▶ Problem
Look through the entries. Copy each line that has the word "connection".
━━━
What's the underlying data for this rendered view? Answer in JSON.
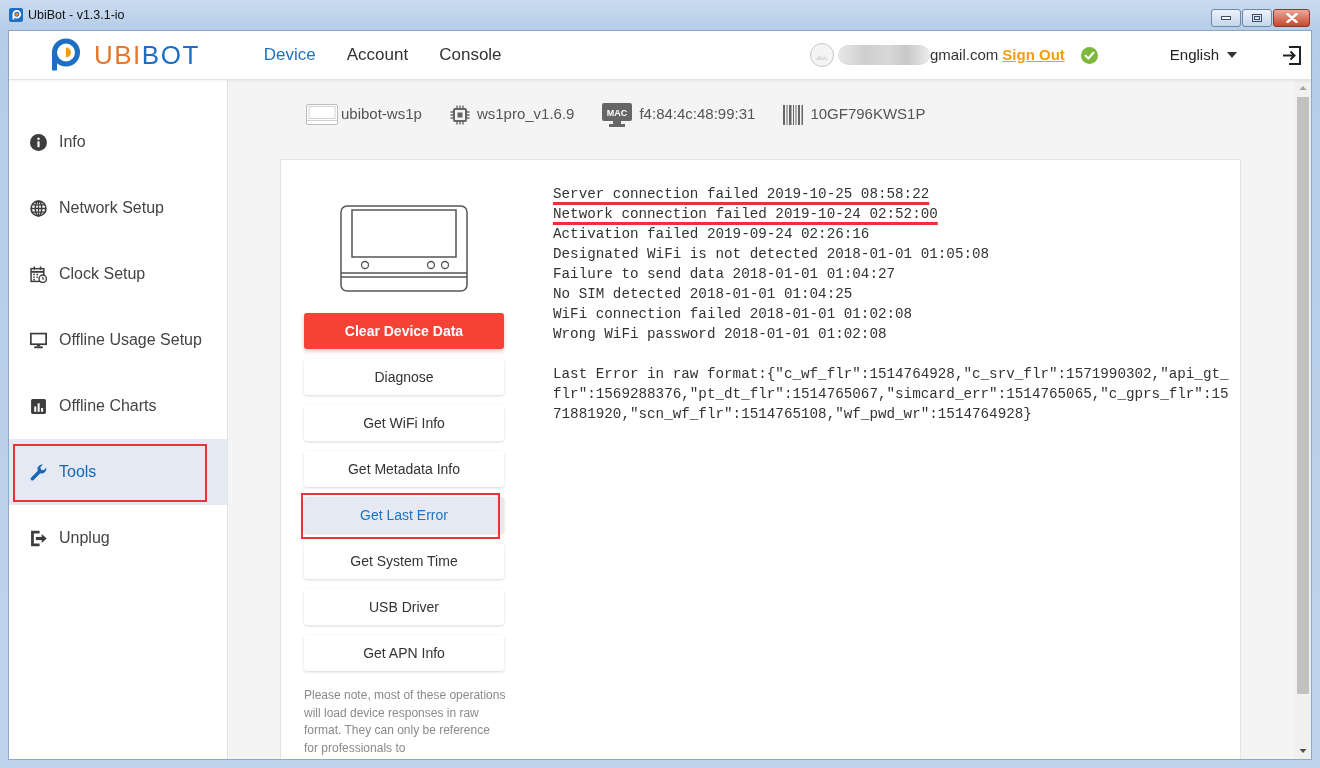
{
  "window": {
    "title": "UbiBot - v1.3.1-io"
  },
  "header": {
    "logo": [
      "UBI",
      "BOT"
    ],
    "nav": [
      {
        "label": "Device",
        "selected": true
      },
      {
        "label": "Account",
        "selected": false
      },
      {
        "label": "Console",
        "selected": false
      }
    ],
    "account": {
      "email_visible": "gmail.com",
      "sign_out": "Sign Out",
      "connected": true
    },
    "language": "English"
  },
  "sidebar": {
    "items": [
      {
        "label": "Info",
        "selected": false,
        "highlighted": false
      },
      {
        "label": "Network Setup",
        "selected": false,
        "highlighted": false
      },
      {
        "label": "Clock Setup",
        "selected": false,
        "highlighted": false
      },
      {
        "label": "Offline Usage Setup",
        "selected": false,
        "highlighted": false
      },
      {
        "label": "Offline Charts",
        "selected": false,
        "highlighted": false
      },
      {
        "label": "Tools",
        "selected": true,
        "highlighted": true
      },
      {
        "label": "Unplug",
        "selected": false,
        "highlighted": false
      }
    ]
  },
  "device_info": [
    {
      "text": "ubibot-ws1p"
    },
    {
      "text": "ws1pro_v1.6.9"
    },
    {
      "text": "f4:84:4c:48:99:31",
      "icon_text": "MAC"
    },
    {
      "text": "10GF796KWS1P"
    }
  ],
  "tools": {
    "buttons": [
      {
        "label": "Clear Device Data",
        "kind": "danger",
        "selected": false,
        "highlighted": false
      },
      {
        "label": "Diagnose",
        "kind": "default",
        "selected": false,
        "highlighted": false
      },
      {
        "label": "Get WiFi Info",
        "kind": "default",
        "selected": false,
        "highlighted": false
      },
      {
        "label": "Get Metadata Info",
        "kind": "default",
        "selected": false,
        "highlighted": false
      },
      {
        "label": "Get Last Error",
        "kind": "default",
        "selected": true,
        "highlighted": true
      },
      {
        "label": "Get System Time",
        "kind": "default",
        "selected": false,
        "highlighted": false
      },
      {
        "label": "USB Driver",
        "kind": "default",
        "selected": false,
        "highlighted": false
      },
      {
        "label": "Get APN Info",
        "kind": "default",
        "selected": false,
        "highlighted": false
      }
    ],
    "note": "Please note, most of these operations will load device responses in raw format. They can only be reference for professionals to"
  },
  "output": {
    "log": [
      {
        "text": "Server connection failed 2019-10-25 08:58:22",
        "underlined": true
      },
      {
        "text": "Network connection failed 2019-10-24 02:52:00",
        "underlined": true
      },
      {
        "text": "Activation failed 2019-09-24 02:26:16",
        "underlined": false
      },
      {
        "text": "Designated WiFi is not detected 2018-01-01 01:05:08",
        "underlined": false
      },
      {
        "text": "Failure to send data 2018-01-01 01:04:27",
        "underlined": false
      },
      {
        "text": "No SIM detected 2018-01-01 01:04:25",
        "underlined": false
      },
      {
        "text": "WiFi connection failed 2018-01-01 01:02:08",
        "underlined": false
      },
      {
        "text": "Wrong WiFi password 2018-01-01 01:02:08",
        "underlined": false
      }
    ],
    "raw_error": "Last Error in raw format:{\"c_wf_flr\":1514764928,\"c_srv_flr\":1571990302,\"api_gt_flr\":1569288376,\"pt_dt_flr\":1514765067,\"simcard_err\":1514765065,\"c_gprs_flr\":1571881920,\"scn_wf_flr\":1514765108,\"wf_pwd_wr\":1514764928}"
  }
}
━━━
▶ Answer section
        "text": "Server connection failed 2019-10-25 08:58:22",
        "text": "Network connection failed 2019-10-24 02:52:00",
        "text": "WiFi connection failed 2018-01-01 01:02:08",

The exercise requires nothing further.